1. Mimi: Gubbin Mimi has a big head and a great memory. She is curious and likes to gossip. She takes pictures of mundane activities, giving her own comments and interpretations.

372 Scenario of Gubbin Mimi, place on a window sill, getting bored.
374 Scenario of Gubbin Mimi lighting up, and responding to a TV series.

375 Gubbin Mimi has an uncanny ability to participate in conversations.

2. Bee: Gubbin Bee is a split personality. He uses his two parts to measure sound, temperature, and other characteristics of his environment. When his two parts are reunited, Bee interprets these measurements in his own way.

376 Bee placed in two corners of a room.

377 Bee measures sound, and comments on the silence in the home.

3. Snip: Gubbin Snip can be carried while commuting. He has the ability to look around, sniff radio wave emissions from the environment, and attribute them to strangers in the vicinity. 

378 Gubbin Snip lights up as he senses 'familiar' bluetooth activity in the vicinity.

379 Snip recognises the repeated presence of a mobile device called 'Man Mambo' and questions the owner.

4. Pobel: Gubbin Pobel is normally quiet and patient. But when a plant near him is dying, Pobel plays music, reminding us to take care and bring it back to life.


380 Pobel whispers songs into the dying plant's ears while the owners forget about it.

We brought the gubbins to life through narrative scenarios and video prototyping. 

These lightweight design methods saved our client time and money, but – more importantly – they allowed us to enter into dialogue with real families, who found it easier to engage with our films and stories.

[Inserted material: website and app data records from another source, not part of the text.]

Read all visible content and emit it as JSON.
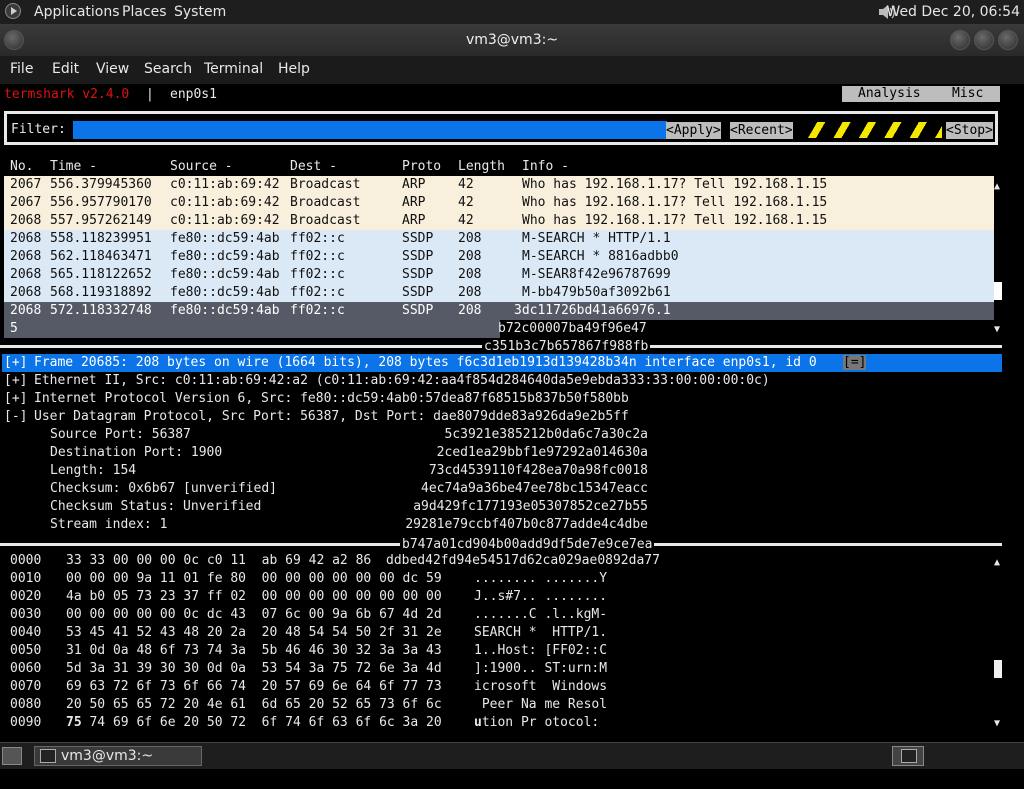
{
  "top_panel": {
    "menus": [
      "Applications",
      "Places",
      "System"
    ],
    "clock": "Wed Dec 20, 06:54"
  },
  "window": {
    "title": "vm3@vm3:~"
  },
  "menubar": [
    "File",
    "Edit",
    "View",
    "Search",
    "Terminal",
    "Help"
  ],
  "termshark": {
    "app_name": "termshark v2.4.0",
    "separator": "|",
    "interface": "enp0s1",
    "tabs": [
      "Analysis",
      "Misc"
    ],
    "filter_label": "Filter:",
    "filter_value": "",
    "apply_label": "<Apply>",
    "recent_label": "<Recent>",
    "stop_label": "<Stop>"
  },
  "packet_list": {
    "columns": [
      "No.",
      "Time -",
      "Source -",
      "Dest -",
      "Proto",
      "Length",
      "Info -"
    ],
    "rows": [
      {
        "no": "2067",
        "time": "556.379945360",
        "src": "c0:11:ab:69:42",
        "dst": "Broadcast",
        "proto": "ARP",
        "len": "42",
        "info": "Who has 192.168.1.17? Tell 192.168.1.15",
        "kind": "arp"
      },
      {
        "no": "2067",
        "time": "556.957790170",
        "src": "c0:11:ab:69:42",
        "dst": "Broadcast",
        "proto": "ARP",
        "len": "42",
        "info": "Who has 192.168.1.17? Tell 192.168.1.15",
        "kind": "arp"
      },
      {
        "no": "2068",
        "time": "557.957262149",
        "src": "c0:11:ab:69:42",
        "dst": "Broadcast",
        "proto": "ARP",
        "len": "42",
        "info": "Who has 192.168.1.17? Tell 192.168.1.15",
        "kind": "arp"
      },
      {
        "no": "2068",
        "time": "558.118239951",
        "src": "fe80::dc59:4ab",
        "dst": "ff02::c",
        "proto": "SSDP",
        "len": "208",
        "info": "M-SEARCH * HTTP/1.1",
        "kind": "ssdp"
      },
      {
        "no": "2068",
        "time": "562.118463471",
        "src": "fe80::dc59:4ab",
        "dst": "ff02::c",
        "proto": "SSDP",
        "len": "208",
        "info": "M-SEARCH * 8816adbb0",
        "kind": "ssdp"
      },
      {
        "no": "2068",
        "time": "565.118122652",
        "src": "fe80::dc59:4ab",
        "dst": "ff02::c",
        "proto": "SSDP",
        "len": "208",
        "info": "M-SEAR8f42e96787699",
        "kind": "ssdp"
      },
      {
        "no": "2068",
        "time": "568.119318892",
        "src": "fe80::dc59:4ab",
        "dst": "ff02::c",
        "proto": "SSDP",
        "len": "208",
        "info": "M-bb479b50af3092b61",
        "kind": "ssdp"
      },
      {
        "no": "2068",
        "time": "572.118332748",
        "src": "fe80::dc59:4ab",
        "dst": "ff02::c",
        "proto": "SSDP",
        "len": "208",
        "info": "3dc11726bd41a66976.1",
        "kind": "sel"
      }
    ],
    "wrap_no": "5",
    "wrap_info": "b72c00007ba49f96e47",
    "divider_text": "c351b3c7b657867f988fb"
  },
  "details": {
    "lines": [
      {
        "prefix": "[+]",
        "text": "Frame 20685: 208 bytes on wire (1664 bits), 208 bytes f6c3d1eb1913d139428b34n interface enp0s1, id 0",
        "selected": true
      },
      {
        "prefix": "[+]",
        "text": "Ethernet II, Src: c0:11:ab:69:42:a2 (c0:11:ab:69:42:aa4f854d284640da5e9ebda333:33:00:00:00:0c)"
      },
      {
        "prefix": "[+]",
        "text": "Internet Protocol Version 6, Src: fe80::dc59:4ab0:57dea87f68515b837b50f580bb"
      },
      {
        "prefix": "[-]",
        "text": "User Datagram Protocol, Src Port: 56387, Dst Port: dae8079dde83a926da9e2b5ff"
      }
    ],
    "collapse_marker": "[=]",
    "sub_lines": [
      {
        "label": "Source Port: 56387",
        "hash": "5c3921e385212b0da6c7a30c2a"
      },
      {
        "label": "Destination Port: 1900",
        "hash": "2ced1ea29bbf1e97292a014630a"
      },
      {
        "label": "Length: 154",
        "hash": "73cd4539110f428ea70a98fc0018"
      },
      {
        "label": "Checksum: 0x6b67 [unverified]",
        "hash": "4ec74a9a36be47ee78bc15347eacc"
      },
      {
        "label": "Checksum Status: Unverified",
        "hash": "a9d429fc177193e05307852ce27b55"
      },
      {
        "label": "Stream index: 1",
        "hash": "29281e79ccbf407b0c877adde4c4dbe"
      }
    ],
    "divider_text": "b747a01cd904b00add9df5de7e9ce7ea"
  },
  "hex": {
    "rows": [
      {
        "off": "0000",
        "bytes": "33 33 00 00 00 0c c0 11  ab 69 42 a2 86",
        "ascii": "ddbed42fd94e54517d62ca029ae0892da77"
      },
      {
        "off": "0010",
        "bytes": "00 00 00 9a 11 01 fe 80  00 00 00 00 00 00 dc 59",
        "ascii": "........ .......Y"
      },
      {
        "off": "0020",
        "bytes": "4a b0 05 73 23 37 ff 02  00 00 00 00 00 00 00 00",
        "ascii": "J..s#7.. ........"
      },
      {
        "off": "0030",
        "bytes": "00 00 00 00 00 0c dc 43  07 6c 00 9a 6b 67 4d 2d",
        "ascii": ".......C .l..kgM-"
      },
      {
        "off": "0040",
        "bytes": "53 45 41 52 43 48 20 2a  20 48 54 54 50 2f 31 2e",
        "ascii": "SEARCH *  HTTP/1."
      },
      {
        "off": "0050",
        "bytes": "31 0d 0a 48 6f 73 74 3a  5b 46 46 30 32 3a 3a 43",
        "ascii": "1..Host: [FF02::C"
      },
      {
        "off": "0060",
        "bytes": "5d 3a 31 39 30 30 0d 0a  53 54 3a 75 72 6e 3a 4d",
        "ascii": "]:1900.. ST:urn:M"
      },
      {
        "off": "0070",
        "bytes": "69 63 72 6f 73 6f 66 74  20 57 69 6e 64 6f 77 73",
        "ascii": "icrosoft  Windows"
      },
      {
        "off": "0080",
        "bytes": "20 50 65 65 72 20 4e 61  6d 65 20 52 65 73 6f 6c",
        "ascii": " Peer Na me Resol"
      },
      {
        "off": "0090",
        "bytes_bold": "75",
        "bytes": " 74 69 6f 6e 20 50 72  6f 74 6f 63 6f 6c 3a 20",
        "ascii_bold": "u",
        "ascii": "tion Pr otocol:"
      }
    ]
  },
  "taskbar": {
    "task_label": "vm3@vm3:~"
  },
  "colors": {
    "filter_blue": "#0a74e8",
    "arp_row": "#f8efdc",
    "ssdp_row": "#dbe9f7",
    "selected_row": "#555a66",
    "app_name_red": "#dd1111"
  },
  "icons": [
    "applications-logo-icon",
    "volume-icon",
    "terminal-icon",
    "scroll-arrow-icon"
  ]
}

From these conversations, we were able to build further on the users' expectations of their everyday interactions with such devices; findings that fed back into a more detailed round of product development.

The processes underpinning 'Domestic Gubbins' capitalised on our research, prototyping and storytelling skills. The project was exhibited in the online exhibition, Design and the Elastic Mind, at New York's Museum of Modern Art, and laid some of the foundations we needed to continue designing for 'smartness', robots, and networked devices.